Now that VH1 has blown through the '70s, '80s and '90s, it probably won't be long before the clip-happy cable channel produces salutes to more recent years gone by.

But before the network can follow up "I Love the '90s" (search) with "I Love 2003," it's worth noting that, for most people, the fads, music and movies from a time as recent as just a few years ago does not qualify as the stuff of nostalgia.

The '70s and '80s? Yes. But the '90s? No — although some might be willing to give the decade's early years — say, 1990-93 — a pass.

For my own part, I'm stunned by how much I have forgotten of the social and material trends of those bygone years.

Then again, as VH1's decade salutes never fail to demonstrate, there's no particular reason to remember them, other than to make fun of them.

That, of course, is the point of these weeklong VH1 series — which is: to laugh along with a bunch of sort-of famous smart alecks while they take shots at Dr. Kevorkian (1990), Sir Mix-a-Lot (1992) or Lorena Bobbit (search) (1993).

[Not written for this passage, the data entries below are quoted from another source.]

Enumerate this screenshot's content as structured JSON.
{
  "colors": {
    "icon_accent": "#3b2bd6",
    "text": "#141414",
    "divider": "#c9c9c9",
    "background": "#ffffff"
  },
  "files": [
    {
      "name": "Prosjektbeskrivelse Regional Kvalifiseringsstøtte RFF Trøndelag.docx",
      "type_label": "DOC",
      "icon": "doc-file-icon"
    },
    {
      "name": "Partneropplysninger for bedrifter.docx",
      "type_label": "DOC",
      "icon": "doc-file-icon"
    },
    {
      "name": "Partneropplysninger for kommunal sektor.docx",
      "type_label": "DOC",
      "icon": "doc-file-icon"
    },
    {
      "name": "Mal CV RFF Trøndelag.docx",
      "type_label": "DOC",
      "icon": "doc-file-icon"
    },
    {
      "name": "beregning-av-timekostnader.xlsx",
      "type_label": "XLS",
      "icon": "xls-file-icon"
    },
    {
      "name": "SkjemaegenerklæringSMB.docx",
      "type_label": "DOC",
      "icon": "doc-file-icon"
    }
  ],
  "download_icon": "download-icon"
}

For me, it's that running commentary that makes or breaks these decade specials. And since I have a low tolerance for sarcasm, the reactions of people such as Michael Ian Black (search) (of the cancelled NBC series "Ed") or Kato Kaelin (of the O.J. Simpson murder trial) to the rivalry between MC Hammer and Vanilla Ice (1990) or "Wayne's World" (1992) are of no interest whatsoever.

And that brings us to Hal Sparks, an actor from the Showtime series "Queer as Folk" (search) who hereby snatches the title of Most Irritating Commentator in a VH1 Decade Special away from long-time champ Mo Rocca.

It's possible that Rocca (he's the guy from "The Daily Show" with the Peter Brady haircut) recaptures the title in later episodes of "I Love the '90s," but in the episode VH1 provided for preview — Episode 1, "1990" — Sparks is seen and heard about a dozen times too many.

His dominance is not easy to understand because it's clear the producers of VH1's "'90s" series taped interviews with dozens of different people — from Missy Elliott and Jaleel White (Urkel from "Family Matters") to Kyan Douglas ("Queer Eye for the Straight Guy") and Hulk Hogan (search).

When "I Love the '90s" takes advantage of the wide variety of viewpoints represented by its many interview subjects, the commentary is much easier to take.

"I Love the '90s" airs in 10 one-hour parts (one for each year, obviously) over five consecutive nights beginning tonight, from 9 p.m. to 11 p.m.